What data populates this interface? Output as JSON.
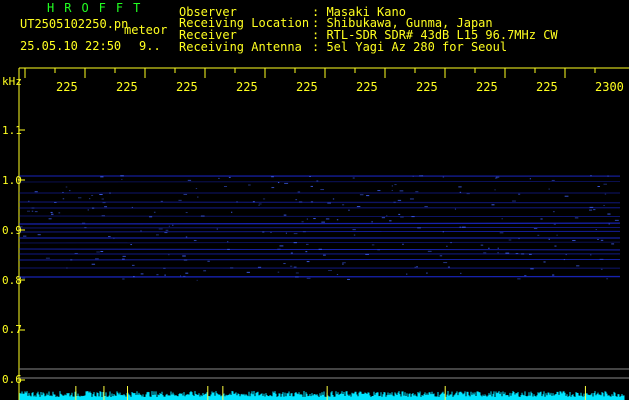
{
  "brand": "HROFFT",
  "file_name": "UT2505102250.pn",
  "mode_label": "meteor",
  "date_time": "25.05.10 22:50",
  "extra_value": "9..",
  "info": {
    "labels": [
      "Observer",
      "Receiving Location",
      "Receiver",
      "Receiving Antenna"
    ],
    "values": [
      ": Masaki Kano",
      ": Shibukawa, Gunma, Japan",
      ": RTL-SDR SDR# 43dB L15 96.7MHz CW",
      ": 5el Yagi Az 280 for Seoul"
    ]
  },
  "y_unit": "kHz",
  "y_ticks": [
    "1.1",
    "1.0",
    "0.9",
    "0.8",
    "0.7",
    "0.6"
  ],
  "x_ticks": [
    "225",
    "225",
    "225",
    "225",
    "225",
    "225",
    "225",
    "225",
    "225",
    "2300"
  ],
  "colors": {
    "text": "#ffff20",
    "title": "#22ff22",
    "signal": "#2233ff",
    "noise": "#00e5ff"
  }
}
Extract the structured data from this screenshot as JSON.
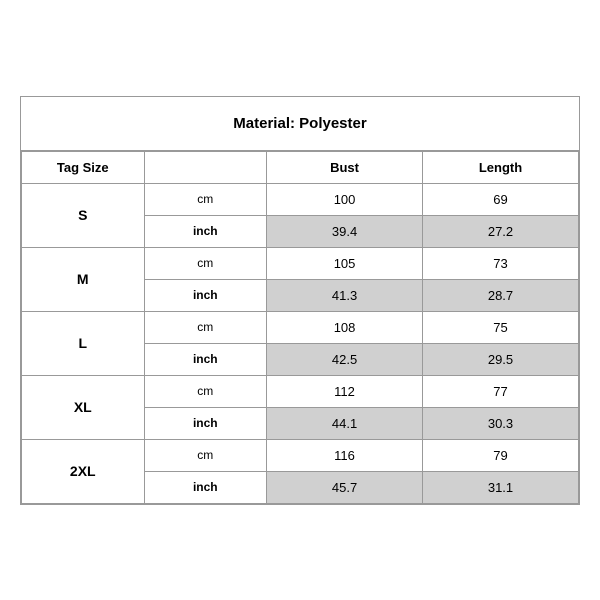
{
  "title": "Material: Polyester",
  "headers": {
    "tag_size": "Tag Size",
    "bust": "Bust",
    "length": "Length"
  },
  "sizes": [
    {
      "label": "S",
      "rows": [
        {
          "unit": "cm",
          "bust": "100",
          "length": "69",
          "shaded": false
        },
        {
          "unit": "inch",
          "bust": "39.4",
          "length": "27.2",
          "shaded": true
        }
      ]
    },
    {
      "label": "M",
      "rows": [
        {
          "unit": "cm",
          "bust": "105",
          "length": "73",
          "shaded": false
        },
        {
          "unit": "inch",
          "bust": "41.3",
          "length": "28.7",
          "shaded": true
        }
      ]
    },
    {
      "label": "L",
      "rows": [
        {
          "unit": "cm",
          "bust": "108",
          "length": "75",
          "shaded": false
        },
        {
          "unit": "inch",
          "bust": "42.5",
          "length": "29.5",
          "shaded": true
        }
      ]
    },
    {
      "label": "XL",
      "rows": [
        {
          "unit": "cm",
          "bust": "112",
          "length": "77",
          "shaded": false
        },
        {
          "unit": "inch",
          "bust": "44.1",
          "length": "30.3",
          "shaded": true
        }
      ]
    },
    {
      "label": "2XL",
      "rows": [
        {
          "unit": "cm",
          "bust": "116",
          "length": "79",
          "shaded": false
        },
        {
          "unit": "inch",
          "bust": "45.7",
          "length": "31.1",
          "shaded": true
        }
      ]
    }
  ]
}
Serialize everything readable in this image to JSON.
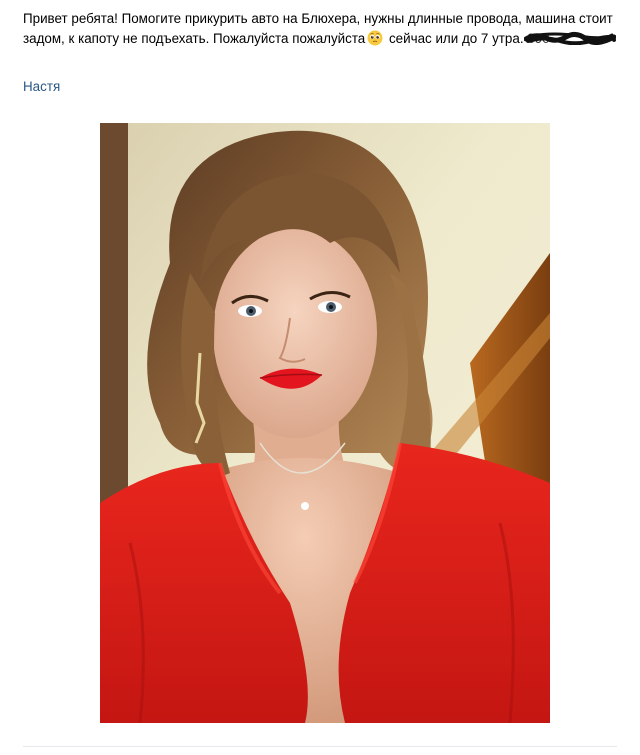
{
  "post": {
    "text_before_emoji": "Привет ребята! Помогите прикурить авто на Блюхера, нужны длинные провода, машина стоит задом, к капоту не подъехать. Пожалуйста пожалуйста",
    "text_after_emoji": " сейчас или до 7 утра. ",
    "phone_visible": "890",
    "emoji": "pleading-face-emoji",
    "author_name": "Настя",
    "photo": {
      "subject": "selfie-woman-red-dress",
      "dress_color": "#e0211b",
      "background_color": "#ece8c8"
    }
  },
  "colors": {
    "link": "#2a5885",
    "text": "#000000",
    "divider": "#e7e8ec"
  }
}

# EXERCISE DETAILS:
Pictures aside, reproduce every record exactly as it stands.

# WRITTEN RESPONSE:
What data populates this interface? Output as JSON.
{
  "brand": "HROFFT",
  "file_name": "UT2505102250.pn",
  "mode_label": "meteor",
  "date_time": "25.05.10 22:50",
  "extra_value": "9..",
  "info": {
    "labels": [
      "Observer",
      "Receiving Location",
      "Receiver",
      "Receiving Antenna"
    ],
    "values": [
      ": Masaki Kano",
      ": Shibukawa, Gunma, Japan",
      ": RTL-SDR SDR# 43dB L15 96.7MHz CW",
      ": 5el Yagi Az 280 for Seoul"
    ]
  },
  "y_unit": "kHz",
  "y_ticks": [
    "1.1",
    "1.0",
    "0.9",
    "0.8",
    "0.7",
    "0.6"
  ],
  "x_ticks": [
    "225",
    "225",
    "225",
    "225",
    "225",
    "225",
    "225",
    "225",
    "225",
    "2300"
  ],
  "colors": {
    "text": "#ffff20",
    "title": "#22ff22",
    "signal": "#2233ff",
    "noise": "#00e5ff"
  }
}
Extract the structured data from this screenshot as JSON.
{
  "title": "Material: Polyester",
  "headers": {
    "tag_size": "Tag Size",
    "bust": "Bust",
    "length": "Length"
  },
  "sizes": [
    {
      "label": "S",
      "rows": [
        {
          "unit": "cm",
          "bust": "100",
          "length": "69",
          "shaded": false
        },
        {
          "unit": "inch",
          "bust": "39.4",
          "length": "27.2",
          "shaded": true
        }
      ]
    },
    {
      "label": "M",
      "rows": [
        {
          "unit": "cm",
          "bust": "105",
          "length": "73",
          "shaded": false
        },
        {
          "unit": "inch",
          "bust": "41.3",
          "length": "28.7",
          "shaded": true
        }
      ]
    },
    {
      "label": "L",
      "rows": [
        {
          "unit": "cm",
          "bust": "108",
          "length": "75",
          "shaded": false
        },
        {
          "unit": "inch",
          "bust": "42.5",
          "length": "29.5",
          "shaded": true
        }
      ]
    },
    {
      "label": "XL",
      "rows": [
        {
          "unit": "cm",
          "bust": "112",
          "length": "77",
          "shaded": false
        },
        {
          "unit": "inch",
          "bust": "44.1",
          "length": "30.3",
          "shaded": true
        }
      ]
    },
    {
      "label": "2XL",
      "rows": [
        {
          "unit": "cm",
          "bust": "116",
          "length": "79",
          "shaded": false
        },
        {
          "unit": "inch",
          "bust": "45.7",
          "length": "31.1",
          "shaded": true
        }
      ]
    }
  ]
}
Serialize everything readable in this image to JSON.
{
  "post": {
    "text_before_emoji": "Привет ребята! Помогите прикурить авто на Блюхера, нужны длинные провода, машина стоит задом, к капоту не подъехать. Пожалуйста пожалуйста",
    "text_after_emoji": " сейчас или до 7 утра. ",
    "phone_visible": "890",
    "emoji": "pleading-face-emoji",
    "author_name": "Настя",
    "photo": {
      "subject": "selfie-woman-red-dress",
      "dress_color": "#e0211b",
      "background_color": "#ece8c8"
    }
  },
  "colors": {
    "link": "#2a5885",
    "text": "#000000",
    "divider": "#e7e8ec"
  }
}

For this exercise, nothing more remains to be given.